Requirement — Provide the entries once more, identical in every word.

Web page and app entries
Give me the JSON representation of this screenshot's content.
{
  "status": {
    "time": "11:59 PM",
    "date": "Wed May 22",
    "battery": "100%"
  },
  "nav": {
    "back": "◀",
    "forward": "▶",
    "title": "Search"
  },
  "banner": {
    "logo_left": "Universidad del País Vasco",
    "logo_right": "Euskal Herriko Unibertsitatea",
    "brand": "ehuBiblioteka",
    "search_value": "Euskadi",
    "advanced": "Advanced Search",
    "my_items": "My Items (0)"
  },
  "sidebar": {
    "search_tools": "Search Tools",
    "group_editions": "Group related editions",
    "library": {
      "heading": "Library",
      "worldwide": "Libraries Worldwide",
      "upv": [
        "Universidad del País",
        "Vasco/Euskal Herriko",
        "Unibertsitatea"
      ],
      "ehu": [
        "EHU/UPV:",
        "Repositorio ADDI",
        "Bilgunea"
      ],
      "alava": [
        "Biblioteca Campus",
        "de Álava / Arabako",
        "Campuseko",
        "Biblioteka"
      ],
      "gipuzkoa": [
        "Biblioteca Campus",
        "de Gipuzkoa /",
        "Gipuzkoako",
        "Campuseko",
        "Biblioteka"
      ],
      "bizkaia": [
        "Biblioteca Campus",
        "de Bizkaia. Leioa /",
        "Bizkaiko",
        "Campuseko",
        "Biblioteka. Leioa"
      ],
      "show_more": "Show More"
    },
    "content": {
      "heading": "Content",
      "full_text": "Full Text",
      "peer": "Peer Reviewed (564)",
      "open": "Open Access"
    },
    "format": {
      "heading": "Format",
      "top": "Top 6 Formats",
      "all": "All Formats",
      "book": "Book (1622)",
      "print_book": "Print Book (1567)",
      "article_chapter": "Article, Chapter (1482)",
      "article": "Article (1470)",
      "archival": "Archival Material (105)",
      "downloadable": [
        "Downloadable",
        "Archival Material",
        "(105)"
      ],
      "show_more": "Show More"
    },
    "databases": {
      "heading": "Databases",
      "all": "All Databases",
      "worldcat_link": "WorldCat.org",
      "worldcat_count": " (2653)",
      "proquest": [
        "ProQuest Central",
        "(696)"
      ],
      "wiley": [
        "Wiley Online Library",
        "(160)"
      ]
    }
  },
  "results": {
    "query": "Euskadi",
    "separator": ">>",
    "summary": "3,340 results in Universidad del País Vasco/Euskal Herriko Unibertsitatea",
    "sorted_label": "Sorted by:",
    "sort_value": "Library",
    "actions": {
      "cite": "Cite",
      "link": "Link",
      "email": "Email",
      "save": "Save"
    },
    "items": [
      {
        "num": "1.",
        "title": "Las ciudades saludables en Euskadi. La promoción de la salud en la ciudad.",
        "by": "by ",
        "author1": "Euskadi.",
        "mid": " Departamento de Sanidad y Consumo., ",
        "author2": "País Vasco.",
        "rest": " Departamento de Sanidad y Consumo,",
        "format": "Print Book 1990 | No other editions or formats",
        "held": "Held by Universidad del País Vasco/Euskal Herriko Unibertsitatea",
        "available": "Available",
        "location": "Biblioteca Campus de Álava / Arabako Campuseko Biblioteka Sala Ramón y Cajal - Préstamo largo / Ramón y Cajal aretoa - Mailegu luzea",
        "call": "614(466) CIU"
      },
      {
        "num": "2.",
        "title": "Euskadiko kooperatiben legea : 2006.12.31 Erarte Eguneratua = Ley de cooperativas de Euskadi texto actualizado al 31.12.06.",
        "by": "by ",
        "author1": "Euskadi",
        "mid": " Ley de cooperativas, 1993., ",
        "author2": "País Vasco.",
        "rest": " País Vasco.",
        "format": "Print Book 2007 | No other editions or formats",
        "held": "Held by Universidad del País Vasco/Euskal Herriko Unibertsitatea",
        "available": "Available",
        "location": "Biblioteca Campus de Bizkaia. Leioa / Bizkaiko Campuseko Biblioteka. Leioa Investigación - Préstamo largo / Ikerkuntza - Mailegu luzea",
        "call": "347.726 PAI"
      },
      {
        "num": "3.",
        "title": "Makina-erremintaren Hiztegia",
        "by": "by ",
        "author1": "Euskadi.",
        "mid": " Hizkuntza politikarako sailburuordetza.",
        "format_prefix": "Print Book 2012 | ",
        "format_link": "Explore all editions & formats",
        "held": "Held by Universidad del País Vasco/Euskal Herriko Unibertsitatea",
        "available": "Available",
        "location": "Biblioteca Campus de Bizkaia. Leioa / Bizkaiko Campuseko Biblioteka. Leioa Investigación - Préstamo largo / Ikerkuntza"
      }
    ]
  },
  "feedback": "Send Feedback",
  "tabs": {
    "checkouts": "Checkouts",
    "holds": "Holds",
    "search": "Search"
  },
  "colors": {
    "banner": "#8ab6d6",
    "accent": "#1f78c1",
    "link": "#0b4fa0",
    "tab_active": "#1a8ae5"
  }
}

Output —
Give me the JSON representation of this screenshot's content.
{
  "status": {
    "time": "11:59 PM",
    "date": "Wed May 22",
    "battery": "100%"
  },
  "nav": {
    "back": "◀",
    "forward": "▶",
    "title": "Search"
  },
  "banner": {
    "logo_left": "Universidad del País Vasco",
    "logo_right": "Euskal Herriko Unibertsitatea",
    "brand": "ehuBiblioteka",
    "search_value": "Euskadi",
    "advanced": "Advanced Search",
    "my_items": "My Items (0)"
  },
  "sidebar": {
    "search_tools": "Search Tools",
    "group_editions": "Group related editions",
    "library": {
      "heading": "Library",
      "worldwide": "Libraries Worldwide",
      "upv": [
        "Universidad del País",
        "Vasco/Euskal Herriko",
        "Unibertsitatea"
      ],
      "ehu": [
        "EHU/UPV:",
        "Repositorio ADDI",
        "Bilgunea"
      ],
      "alava": [
        "Biblioteca Campus",
        "de Álava / Arabako",
        "Campuseko",
        "Biblioteka"
      ],
      "gipuzkoa": [
        "Biblioteca Campus",
        "de Gipuzkoa /",
        "Gipuzkoako",
        "Campuseko",
        "Biblioteka"
      ],
      "bizkaia": [
        "Biblioteca Campus",
        "de Bizkaia. Leioa /",
        "Bizkaiko",
        "Campuseko",
        "Biblioteka. Leioa"
      ],
      "show_more": "Show More"
    },
    "content": {
      "heading": "Content",
      "full_text": "Full Text",
      "peer": "Peer Reviewed (564)",
      "open": "Open Access"
    },
    "format": {
      "heading": "Format",
      "top": "Top 6 Formats",
      "all": "All Formats",
      "book": "Book (1622)",
      "print_book": "Print Book (1567)",
      "article_chapter": "Article, Chapter (1482)",
      "article": "Article (1470)",
      "archival": "Archival Material (105)",
      "downloadable": [
        "Downloadable",
        "Archival Material",
        "(105)"
      ],
      "show_more": "Show More"
    },
    "databases": {
      "heading": "Databases",
      "all": "All Databases",
      "worldcat_link": "WorldCat.org",
      "worldcat_count": " (2653)",
      "proquest": [
        "ProQuest Central",
        "(696)"
      ],
      "wiley": [
        "Wiley Online Library",
        "(160)"
      ]
    }
  },
  "results": {
    "query": "Euskadi",
    "separator": ">>",
    "summary": "3,340 results in Universidad del País Vasco/Euskal Herriko Unibertsitatea",
    "sorted_label": "Sorted by:",
    "sort_value": "Library",
    "actions": {
      "cite": "Cite",
      "link": "Link",
      "email": "Email",
      "save": "Save"
    },
    "items": [
      {
        "num": "1.",
        "title": "Las ciudades saludables en Euskadi. La promoción de la salud en la ciudad.",
        "by": "by ",
        "author1": "Euskadi.",
        "mid": " Departamento de Sanidad y Consumo., ",
        "author2": "País Vasco.",
        "rest": " Departamento de Sanidad y Consumo,",
        "format": "Print Book 1990 | No other editions or formats",
        "held": "Held by Universidad del País Vasco/Euskal Herriko Unibertsitatea",
        "available": "Available",
        "location": "Biblioteca Campus de Álava / Arabako Campuseko Biblioteka Sala Ramón y Cajal - Préstamo largo / Ramón y Cajal aretoa - Mailegu luzea",
        "call": "614(466) CIU"
      },
      {
        "num": "2.",
        "title": "Euskadiko kooperatiben legea : 2006.12.31 Erarte Eguneratua = Ley de cooperativas de Euskadi texto actualizado al 31.12.06.",
        "by": "by ",
        "author1": "Euskadi",
        "mid": " Ley de cooperativas, 1993., ",
        "author2": "País Vasco.",
        "rest": " País Vasco.",
        "format": "Print Book 2007 | No other editions or formats",
        "held": "Held by Universidad del País Vasco/Euskal Herriko Unibertsitatea",
        "available": "Available",
        "location": "Biblioteca Campus de Bizkaia. Leioa / Bizkaiko Campuseko Biblioteka. Leioa Investigación - Préstamo largo / Ikerkuntza - Mailegu luzea",
        "call": "347.726 PAI"
      },
      {
        "num": "3.",
        "title": "Makina-erremintaren Hiztegia",
        "by": "by ",
        "author1": "Euskadi.",
        "mid": " Hizkuntza politikarako sailburuordetza.",
        "format_prefix": "Print Book 2012 | ",
        "format_link": "Explore all editions & formats",
        "held": "Held by Universidad del País Vasco/Euskal Herriko Unibertsitatea",
        "available": "Available",
        "location": "Biblioteca Campus de Bizkaia. Leioa / Bizkaiko Campuseko Biblioteka. Leioa Investigación - Préstamo largo / Ikerkuntza"
      }
    ]
  },
  "feedback": "Send Feedback",
  "tabs": {
    "checkouts": "Checkouts",
    "holds": "Holds",
    "search": "Search"
  },
  "colors": {
    "banner": "#8ab6d6",
    "accent": "#1f78c1",
    "link": "#0b4fa0",
    "tab_active": "#1a8ae5"
  }
}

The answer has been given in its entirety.